(Oh and if you’re wondering what a session beer is, here’s a great article from Beer Advocate.)

Beer Named After a Town like Durango Better Be Good

Durango is a small town with a huge personality.  Surrounded by beautiful mountains with a vibrant river flowing through it, Durango conveys a bold attitude and fresh perspective that this mid-Atlantic suburbanite finds intoxicating (everytime we visit, I long to quit my job and just move).

So you can imagine the expectations that go with a beer bearing this town’s name.  Sure enough, the fine brews from the Durango Brewing Company live up to the spirit of Durango.

I had the pleasure sampling two wonderful Durango Brewing Company brews during my trip — the Durango Amber Ale and the Durango Wheat Beer. 

According to the company’s Web site, the Amber Ale as a “deep amber color, medium body, and mild hop bitterness making it a well balanced refreshing beer.”  Personally, I found the Amber Ale to be better tasting than  most ambers, but compared to the the other fine ambers I’ve sampled lately it didn’t really stand out above the rest. Definately worth tasting again but nothing to warrant another trip across the country.

As for the Wheat Beer, I DID find it unique enough that it stood out.  To many people when you say “Wheat Beer” they think “Hefeweizen” in the German tradition.  But as I learned at a recent evening at DC’s Churchkey, the “Wheat Beer” label goes way beyond that pale expectation.

And Durango’s Wheat Beer follows this tradition with it’s “American-Style Wheat with domestic barley and wheat malts.”  In just looking at the beer it has the same appearance as a standard smooth flowing lager.  But upon putting it to your lips you realize that it not only combines a good drinkability with additional flavor and personality.  The combination just makes it memorable.

Apparently this beer is a 2007 Colorado State Fair winner — and I can see why.  If I could have brought some home, I would have snuck it into my luggage.

My one regret with this brewery is that I couldn’t spend any time at their facility.  We stopped in the restuarant/bar for dinner and it looked like a fun place with a focus on good beer.  Tables are set up for socializing and drinking with not much emphasis on food (although they do serve food).  The environment just begged for a session beer and spending time with friends and enjoyable brews.

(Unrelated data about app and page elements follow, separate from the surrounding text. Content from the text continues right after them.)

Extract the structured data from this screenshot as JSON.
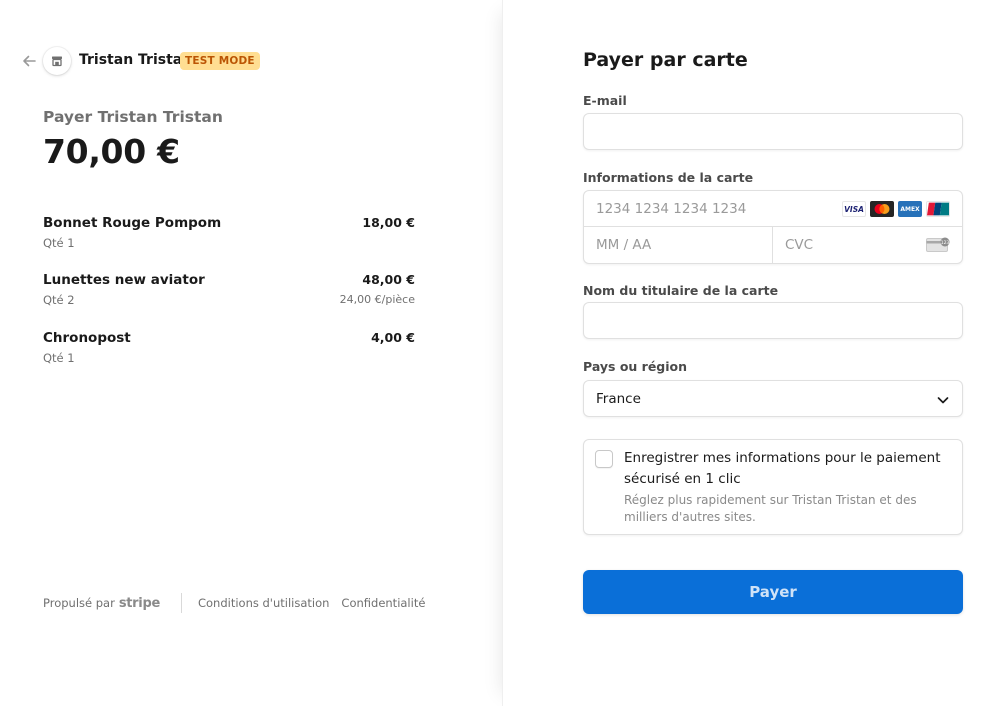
{
  "header": {
    "merchant_name": "Tristan Tristan",
    "badge": "TEST MODE"
  },
  "summary": {
    "pay_label": "Payer Tristan Tristan",
    "amount": "70,00 €"
  },
  "line_items": [
    {
      "name": "Bonnet Rouge Pompom",
      "price": "18,00 €",
      "qty": "Qté 1",
      "unit": ""
    },
    {
      "name": "Lunettes new aviator",
      "price": "48,00 €",
      "qty": "Qté 2",
      "unit": "24,00 €/pièce"
    },
    {
      "name": "Chronopost",
      "price": "4,00 €",
      "qty": "Qté 1",
      "unit": ""
    }
  ],
  "footer": {
    "powered_by": "Propulsé par",
    "brand": "stripe",
    "terms": "Conditions d'utilisation",
    "privacy": "Confidentialité"
  },
  "form": {
    "title": "Payer par carte",
    "email_label": "E-mail",
    "email_value": "",
    "card_label": "Informations de la carte",
    "card_number_placeholder": "1234 1234 1234 1234",
    "expiry_placeholder": "MM / AA",
    "cvc_placeholder": "CVC",
    "card_brands": [
      "VISA",
      "mastercard",
      "AMEX",
      "UnionPay"
    ],
    "holder_label": "Nom du titulaire de la carte",
    "holder_value": "",
    "country_label": "Pays ou région",
    "country_value": "France",
    "save_title": "Enregistrer mes informations pour le paiement sécurisé en 1 clic",
    "save_subtitle": "Réglez plus rapidement sur Tristan Tristan et des milliers d'autres sites.",
    "save_checked": false,
    "pay_button": "Payer"
  },
  "colors": {
    "accent": "#0a6fd8",
    "badge_bg": "#ffde92",
    "badge_text": "#bb5504",
    "muted_text": "#707070"
  }
}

Alas, as I was with my family and mother-in-law this was not quite the environment suitable for a family dinner.  However, as a beer drinker I longed to escape from our hotel and venture back to sip a few brews.

On our next trip, this place is definitely on my to-do list.

Long travels with a rich reward

It’s been a long long travel day. Our flight from BWI was delayed by 2+ hours even after we got to the airport mongo early to account for 5 people checking and security.

So there went my plan for a leisurely repaste in the haven of Dallas-Ft Worth airport.

Upon landing in Albuquerque a family sitting near me on the plane
offered up an excellent recommendation for local food and brew. So with everyone checked into the hotel and the rental vehicle loaded up we ventured out to Il Vicino — known for their wonderful flatbreads pizzas and microbrews.

Oooo. Yeahhhhh!! Great choice. The menu had a great selection of pizzas which took us a good 8 to 10 minutes to order. The beer list was shorter and was an easier decision.

Although the server recommended the IPA I opted for the Slowdown Brown
(I think Dogfish Head has spoiled me for IPA’s so the bar is pretty
high now).

The Slowdown Brown was a great way to start the meal. It had that
wonderful malty flavor you expect from a good brown ale. And I really
appreciated he smooth finish.

 My wife had ordered the Rob’s Amber and didn’t enjoy it.  Being the chivalrous dude that I am…. I switched with her.

And what a good call that was!  At first sip I could see why she didn’t like it.  The glass was filled with what looked like a standard amber ale, but the taste buds revealed a hoppy flavor that really took this beer someplace special.  It really provided for a complex experience that was like finding a hidden surprise (much like when you find an extra 5 bucks in your jeans, but tastier).  My only regret is that I could have only one.

Oh well, this gives me another reason to come back some time.